According to David Barnett, who compiled the list, the follow-up to Grey’s debut, The Mall, “equals – if not trumps – the disturbing, creepy horror of their first, while shining a harsh light on real life”.
The Ward is joined on the list by twelve other titles, including Terry Pratchett and Stephen Baxter’s The Long Earth, Jo Walton’s Among Others, Chuck Wendig’s Blackbirds. The cover for Wendig’s Blackbirds was designed by South African illustrator Joey Hi-Fi and is nominated for two cover art awards.
Congratulations to Greenberg and Lotz!
Iain M Banks celebrates 25 years of his advanced intergalactic society The Culture with his ninth book in the series, The Hydrogen Sonata (Orbit, £20). It is epic in scope, ambitious in its ideas and absorbing in its execution, and more fun than you’d expect an ultra-liberal space utopia to be. Another pair of big names, Terry Pratchett and Stephen Baxter, teamed up for The Long Earth (Doubleday, £18.99), a rollicking tale of almost endless multiple Earths, that neatly combined the big picture with personal stories.
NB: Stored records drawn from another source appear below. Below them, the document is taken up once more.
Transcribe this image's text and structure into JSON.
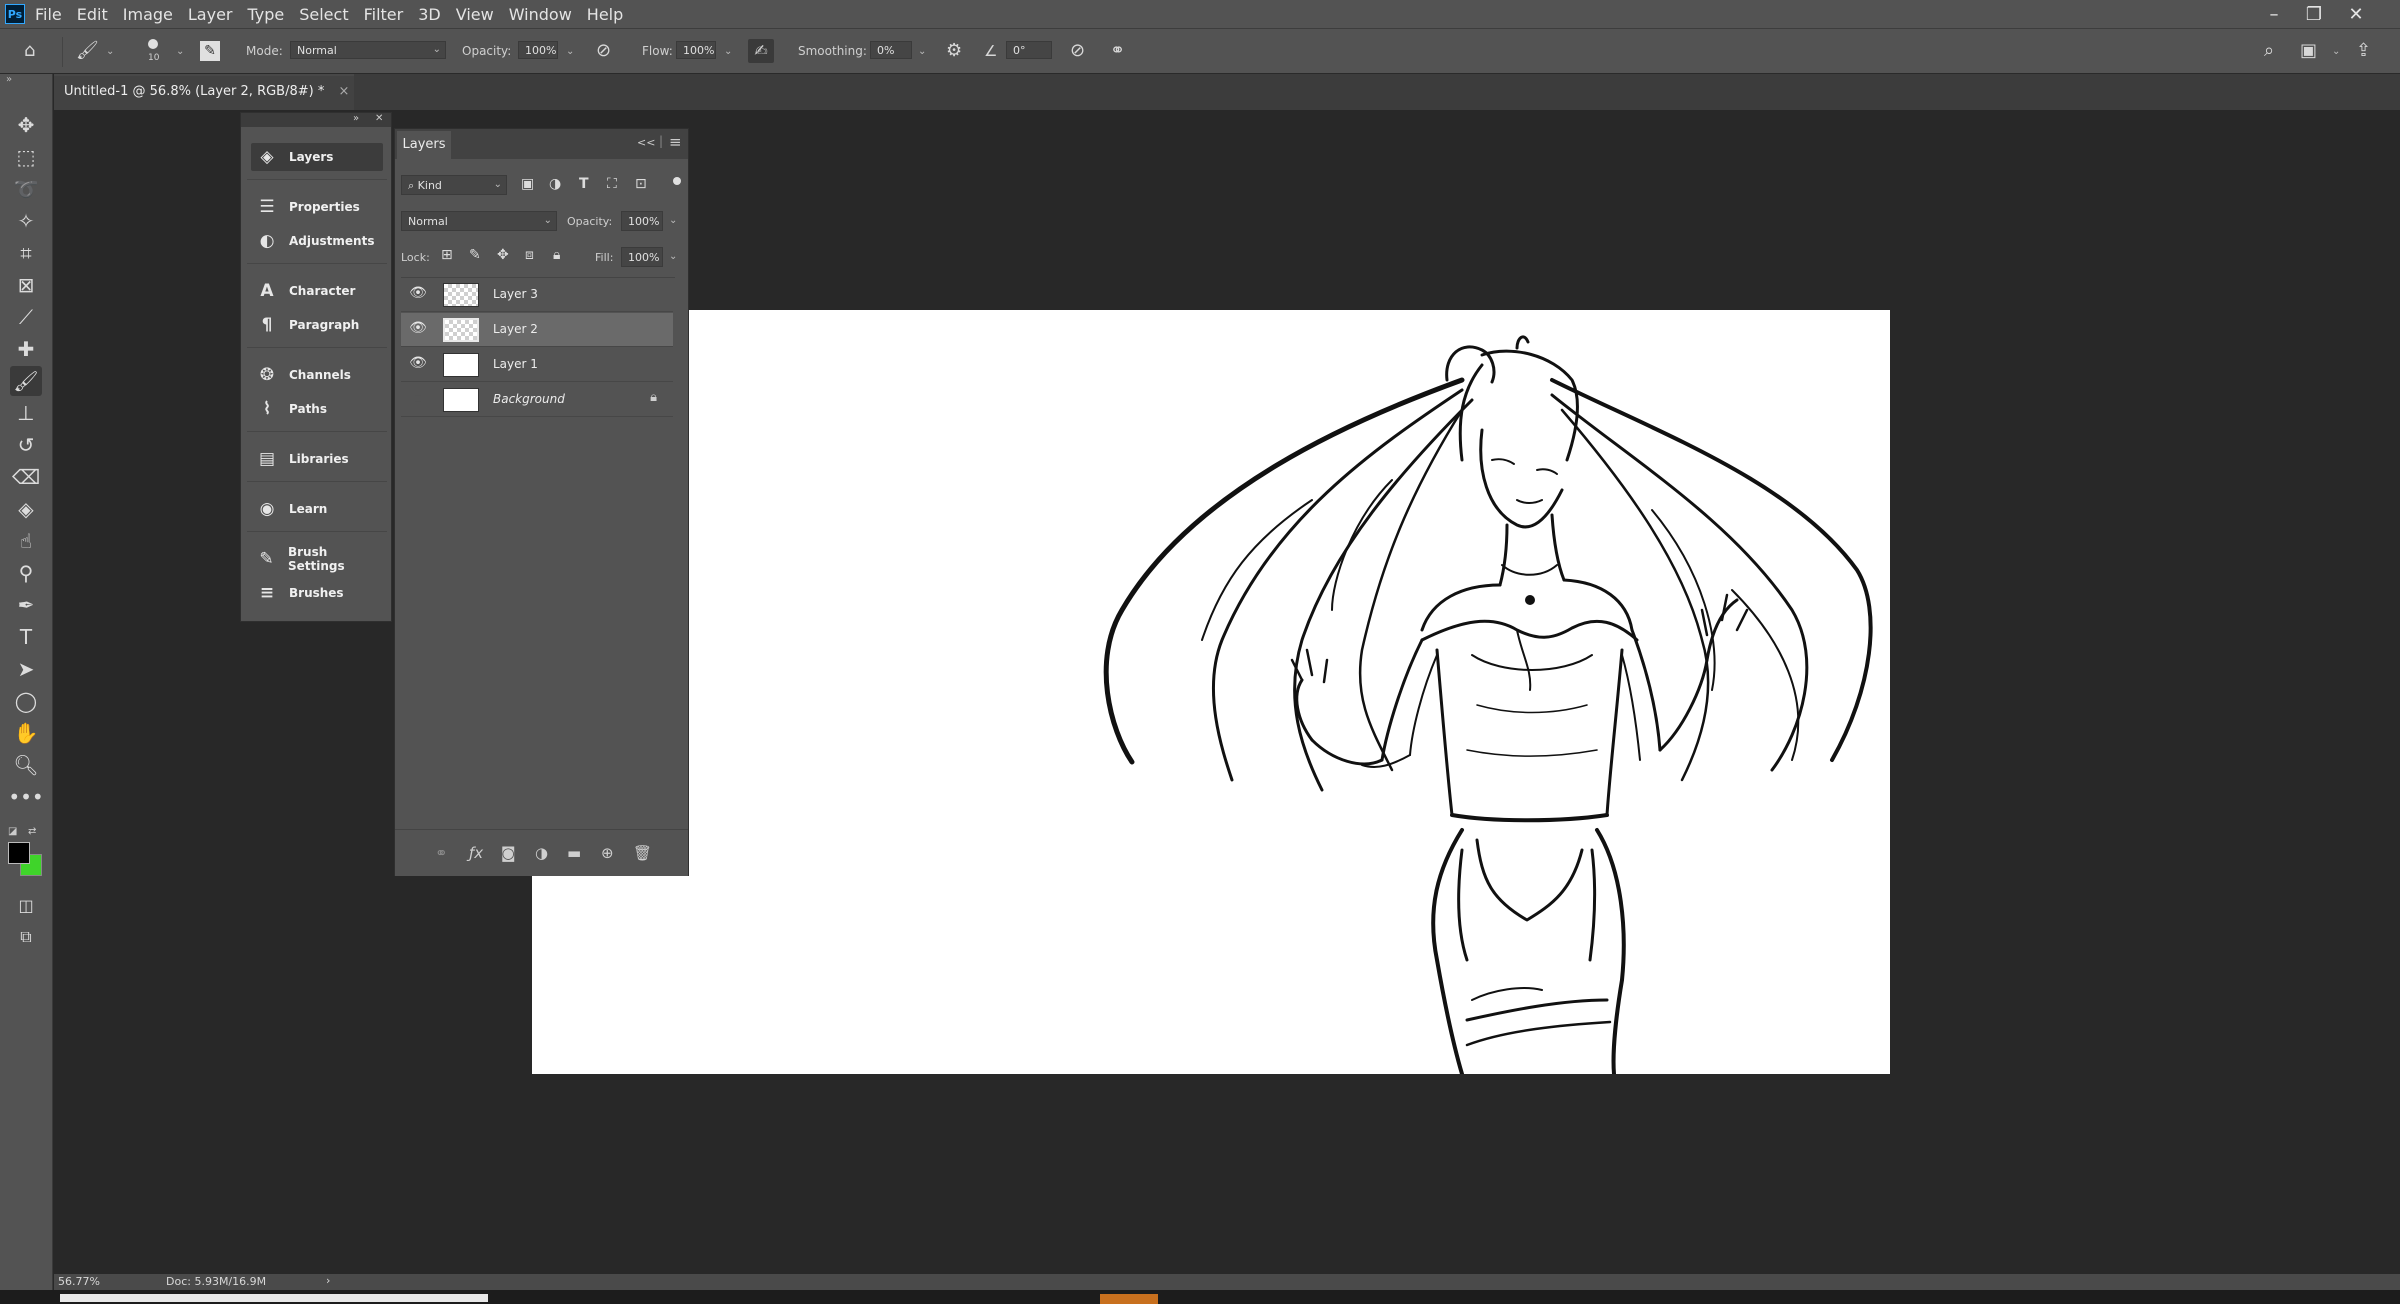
{
  "app": {
    "logo_text": "Ps"
  },
  "menu": [
    "File",
    "Edit",
    "Image",
    "Layer",
    "Type",
    "Select",
    "Filter",
    "3D",
    "View",
    "Window",
    "Help"
  ],
  "window_controls": {
    "minimize": "–",
    "restore": "❐",
    "close": "✕"
  },
  "options_bar": {
    "brush_size": "10",
    "mode_label": "Mode:",
    "mode_value": "Normal",
    "opacity_label": "Opacity:",
    "opacity_value": "100%",
    "flow_label": "Flow:",
    "flow_value": "100%",
    "smoothing_label": "Smoothing:",
    "smoothing_value": "0%",
    "angle_value": "0°"
  },
  "document": {
    "tab_title": "Untitled-1 @ 56.8% (Layer 2, RGB/8#) *",
    "tab_close": "×"
  },
  "dock": {
    "items": [
      {
        "label": "Layers",
        "icon": "layers-icon",
        "active": true
      },
      {
        "label": "Properties",
        "icon": "properties-icon"
      },
      {
        "label": "Adjustments",
        "icon": "adjustments-icon"
      },
      {
        "label": "Character",
        "icon": "character-icon"
      },
      {
        "label": "Paragraph",
        "icon": "paragraph-icon"
      },
      {
        "label": "Channels",
        "icon": "channels-icon"
      },
      {
        "label": "Paths",
        "icon": "paths-icon"
      },
      {
        "label": "Libraries",
        "icon": "libraries-icon"
      },
      {
        "label": "Learn",
        "icon": "learn-icon"
      },
      {
        "label": "Brush Settings",
        "icon": "brush-settings-icon"
      },
      {
        "label": "Brushes",
        "icon": "brushes-icon"
      }
    ]
  },
  "layers_panel": {
    "tab": "Layers",
    "collapse": "<<",
    "filter_kind": "Kind",
    "blend_mode": "Normal",
    "opacity_label": "Opacity:",
    "opacity_value": "100%",
    "lock_label": "Lock:",
    "fill_label": "Fill:",
    "fill_value": "100%",
    "layers": [
      {
        "name": "Layer 3",
        "visible": true,
        "thumb": "checker",
        "selected": false
      },
      {
        "name": "Layer 2",
        "visible": true,
        "thumb": "checker",
        "selected": true
      },
      {
        "name": "Layer 1",
        "visible": true,
        "thumb": "white",
        "selected": false
      },
      {
        "name": "Background",
        "visible": false,
        "thumb": "white",
        "selected": false,
        "locked": true
      }
    ]
  },
  "status": {
    "zoom": "56.77%",
    "doc": "Doc: 5.93M/16.9M",
    "arrow": "›"
  },
  "colors": {
    "foreground": "#000000",
    "background": "#3fd42a",
    "accent": "#31a8ff",
    "taskbar_active": "#c8701e"
  }
}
From the near future to the 19th century, and Cherie Priest’s wonderful steampunk adventure Boneshaker (Tor, £7.99), which is the tale of a determined mother venturing into a zombie-infested Seattle to find her errant son. Angelmaker, by Nick Harkaway (Heinemann, £12.99), is a high-octane pulpish spy thriller with more ideas per page than most novelists can dream up in a lifetime. It is highly recommended. And Danie Ware’s Ecko Rising (Titan, £7.99) is a curious genre-bender that thrusts its anti-hero from a dystopian future into a traditional, Tolkienesque fantasy world. It is more successful than not and marks Ware as one to watch.